>>>>>

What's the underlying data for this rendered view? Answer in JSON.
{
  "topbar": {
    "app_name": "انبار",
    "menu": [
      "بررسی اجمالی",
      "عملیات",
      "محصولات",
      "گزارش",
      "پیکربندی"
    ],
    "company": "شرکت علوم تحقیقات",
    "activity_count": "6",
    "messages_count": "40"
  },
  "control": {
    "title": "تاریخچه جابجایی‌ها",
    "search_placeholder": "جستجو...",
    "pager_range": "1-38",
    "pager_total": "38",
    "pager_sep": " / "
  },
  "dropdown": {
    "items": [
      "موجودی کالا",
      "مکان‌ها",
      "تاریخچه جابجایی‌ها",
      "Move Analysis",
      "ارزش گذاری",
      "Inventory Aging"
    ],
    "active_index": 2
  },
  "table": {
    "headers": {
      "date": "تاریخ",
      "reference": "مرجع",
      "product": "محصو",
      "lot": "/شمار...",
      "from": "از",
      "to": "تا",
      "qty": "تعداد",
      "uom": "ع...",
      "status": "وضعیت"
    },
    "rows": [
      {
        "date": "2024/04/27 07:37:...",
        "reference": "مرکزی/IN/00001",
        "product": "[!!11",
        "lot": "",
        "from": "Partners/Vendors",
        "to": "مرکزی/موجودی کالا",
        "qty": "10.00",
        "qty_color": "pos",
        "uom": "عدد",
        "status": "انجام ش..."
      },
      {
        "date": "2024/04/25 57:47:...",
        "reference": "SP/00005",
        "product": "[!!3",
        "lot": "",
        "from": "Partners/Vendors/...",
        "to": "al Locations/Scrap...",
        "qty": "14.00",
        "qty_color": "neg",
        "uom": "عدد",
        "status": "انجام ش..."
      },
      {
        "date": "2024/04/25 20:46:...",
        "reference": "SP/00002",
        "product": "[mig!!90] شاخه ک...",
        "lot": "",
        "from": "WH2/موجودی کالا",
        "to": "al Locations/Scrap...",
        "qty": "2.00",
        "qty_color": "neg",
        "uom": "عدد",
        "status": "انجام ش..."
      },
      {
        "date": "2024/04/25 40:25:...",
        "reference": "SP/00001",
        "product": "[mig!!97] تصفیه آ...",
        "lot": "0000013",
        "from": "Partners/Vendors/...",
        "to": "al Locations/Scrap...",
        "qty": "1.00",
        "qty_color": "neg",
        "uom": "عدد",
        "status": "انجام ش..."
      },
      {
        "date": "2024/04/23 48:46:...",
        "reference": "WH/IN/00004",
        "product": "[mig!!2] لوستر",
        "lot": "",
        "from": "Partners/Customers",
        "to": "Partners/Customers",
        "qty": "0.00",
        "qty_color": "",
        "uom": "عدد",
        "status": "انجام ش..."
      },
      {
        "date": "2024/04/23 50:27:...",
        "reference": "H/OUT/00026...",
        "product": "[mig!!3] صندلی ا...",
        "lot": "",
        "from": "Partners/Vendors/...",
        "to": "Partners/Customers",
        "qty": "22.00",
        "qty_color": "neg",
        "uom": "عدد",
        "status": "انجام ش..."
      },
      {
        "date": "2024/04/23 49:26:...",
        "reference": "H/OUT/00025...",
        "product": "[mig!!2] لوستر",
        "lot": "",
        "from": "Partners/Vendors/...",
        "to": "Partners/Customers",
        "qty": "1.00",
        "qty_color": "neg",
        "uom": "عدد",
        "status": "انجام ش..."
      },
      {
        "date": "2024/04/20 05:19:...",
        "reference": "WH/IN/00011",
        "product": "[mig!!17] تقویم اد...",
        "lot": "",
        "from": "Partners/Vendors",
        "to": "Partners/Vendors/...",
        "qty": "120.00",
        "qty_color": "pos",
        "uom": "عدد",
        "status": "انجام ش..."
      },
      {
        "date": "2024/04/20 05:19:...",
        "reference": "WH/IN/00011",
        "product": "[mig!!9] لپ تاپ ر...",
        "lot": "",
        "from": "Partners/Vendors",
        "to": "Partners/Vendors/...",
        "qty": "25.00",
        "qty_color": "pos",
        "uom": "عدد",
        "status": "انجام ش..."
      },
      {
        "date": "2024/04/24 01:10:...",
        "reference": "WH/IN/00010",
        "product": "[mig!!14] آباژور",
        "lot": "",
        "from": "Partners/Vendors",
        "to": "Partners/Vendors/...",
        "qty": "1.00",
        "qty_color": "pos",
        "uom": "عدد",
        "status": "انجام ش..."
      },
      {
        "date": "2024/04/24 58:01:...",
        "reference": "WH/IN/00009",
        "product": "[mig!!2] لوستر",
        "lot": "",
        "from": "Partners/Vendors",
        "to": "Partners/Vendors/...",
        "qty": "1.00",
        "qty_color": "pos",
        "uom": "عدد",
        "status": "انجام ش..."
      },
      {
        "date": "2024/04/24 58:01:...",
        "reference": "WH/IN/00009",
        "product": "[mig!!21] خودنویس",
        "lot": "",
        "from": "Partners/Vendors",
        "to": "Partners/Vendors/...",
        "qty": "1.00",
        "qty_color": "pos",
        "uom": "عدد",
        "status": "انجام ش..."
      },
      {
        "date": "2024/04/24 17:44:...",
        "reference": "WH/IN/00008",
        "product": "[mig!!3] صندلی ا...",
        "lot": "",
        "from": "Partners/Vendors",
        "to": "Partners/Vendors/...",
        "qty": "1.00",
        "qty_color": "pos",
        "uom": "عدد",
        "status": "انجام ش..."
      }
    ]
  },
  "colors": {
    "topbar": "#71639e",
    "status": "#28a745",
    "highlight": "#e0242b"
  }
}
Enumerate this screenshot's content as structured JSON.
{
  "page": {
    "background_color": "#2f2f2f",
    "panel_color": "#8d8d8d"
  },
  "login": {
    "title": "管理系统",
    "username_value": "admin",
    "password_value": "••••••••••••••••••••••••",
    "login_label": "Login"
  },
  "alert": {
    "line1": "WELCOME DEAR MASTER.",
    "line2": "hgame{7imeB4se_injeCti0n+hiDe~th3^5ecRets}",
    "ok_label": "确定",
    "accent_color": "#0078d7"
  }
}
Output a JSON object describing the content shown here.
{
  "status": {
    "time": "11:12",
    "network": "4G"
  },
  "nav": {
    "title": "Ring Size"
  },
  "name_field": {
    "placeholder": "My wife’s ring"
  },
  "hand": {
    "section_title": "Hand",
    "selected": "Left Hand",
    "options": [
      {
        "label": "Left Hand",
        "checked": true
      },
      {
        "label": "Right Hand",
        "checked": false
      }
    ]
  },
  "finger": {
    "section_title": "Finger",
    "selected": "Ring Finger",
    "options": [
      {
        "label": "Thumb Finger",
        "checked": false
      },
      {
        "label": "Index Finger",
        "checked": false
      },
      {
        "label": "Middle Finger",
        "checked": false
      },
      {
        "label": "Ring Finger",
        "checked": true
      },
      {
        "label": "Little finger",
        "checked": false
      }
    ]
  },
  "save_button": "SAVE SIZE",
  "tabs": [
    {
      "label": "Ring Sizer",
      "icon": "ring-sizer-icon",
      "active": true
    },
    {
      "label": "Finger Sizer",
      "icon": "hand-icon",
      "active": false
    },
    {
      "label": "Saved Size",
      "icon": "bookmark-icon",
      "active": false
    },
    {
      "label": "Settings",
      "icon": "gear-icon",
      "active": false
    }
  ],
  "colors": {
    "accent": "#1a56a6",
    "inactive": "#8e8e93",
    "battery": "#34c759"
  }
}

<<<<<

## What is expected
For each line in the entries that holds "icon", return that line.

## Answer section
      "icon": "ring-sizer-icon",
      "icon": "hand-icon",
      "icon": "bookmark-icon",
      "icon": "gear-icon",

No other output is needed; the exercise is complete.